- [PROBLEM DESCRIPTION]
The answer must be the full data, restated word for word, with no pictures in it.

++++++++

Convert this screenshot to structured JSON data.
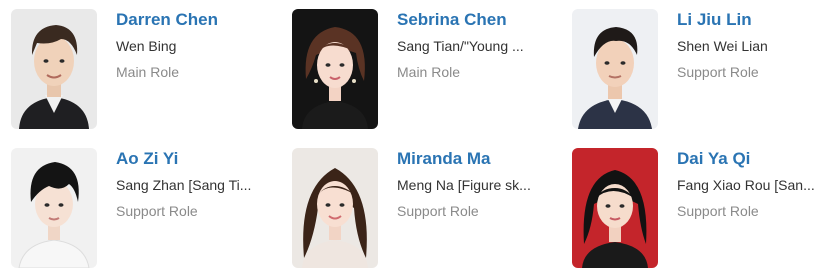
{
  "cast": [
    {
      "name": "Darren Chen",
      "character": "Wen Bing",
      "role": "Main Role",
      "photo_icon": "actor-portrait"
    },
    {
      "name": "Sebrina Chen",
      "character": "Sang Tian/\"Young ...",
      "role": "Main Role",
      "photo_icon": "actor-portrait"
    },
    {
      "name": "Li Jiu Lin",
      "character": "Shen Wei Lian",
      "role": "Support Role",
      "photo_icon": "actor-portrait"
    },
    {
      "name": "Ao Zi Yi",
      "character": "Sang Zhan [Sang Ti...",
      "role": "Support Role",
      "photo_icon": "actor-portrait"
    },
    {
      "name": "Miranda Ma",
      "character": "Meng Na [Figure sk...",
      "role": "Support Role",
      "photo_icon": "actor-portrait"
    },
    {
      "name": "Dai Ya Qi",
      "character": "Fang Xiao Rou [San...",
      "role": "Support Role",
      "photo_icon": "actor-portrait"
    }
  ],
  "colors": {
    "name_link": "#2a74b3",
    "character_text": "#333333",
    "role_text": "#8a8a8a"
  }
}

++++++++

- [TASK ANSWER]
Convert this screenshot to structured JSON data.
{
  "cast": [
    {
      "name": "Darren Chen",
      "character": "Wen Bing",
      "role": "Main Role",
      "photo_icon": "actor-portrait"
    },
    {
      "name": "Sebrina Chen",
      "character": "Sang Tian/\"Young ...",
      "role": "Main Role",
      "photo_icon": "actor-portrait"
    },
    {
      "name": "Li Jiu Lin",
      "character": "Shen Wei Lian",
      "role": "Support Role",
      "photo_icon": "actor-portrait"
    },
    {
      "name": "Ao Zi Yi",
      "character": "Sang Zhan [Sang Ti...",
      "role": "Support Role",
      "photo_icon": "actor-portrait"
    },
    {
      "name": "Miranda Ma",
      "character": "Meng Na [Figure sk...",
      "role": "Support Role",
      "photo_icon": "actor-portrait"
    },
    {
      "name": "Dai Ya Qi",
      "character": "Fang Xiao Rou [San...",
      "role": "Support Role",
      "photo_icon": "actor-portrait"
    }
  ],
  "colors": {
    "name_link": "#2a74b3",
    "character_text": "#333333",
    "role_text": "#8a8a8a"
  }
}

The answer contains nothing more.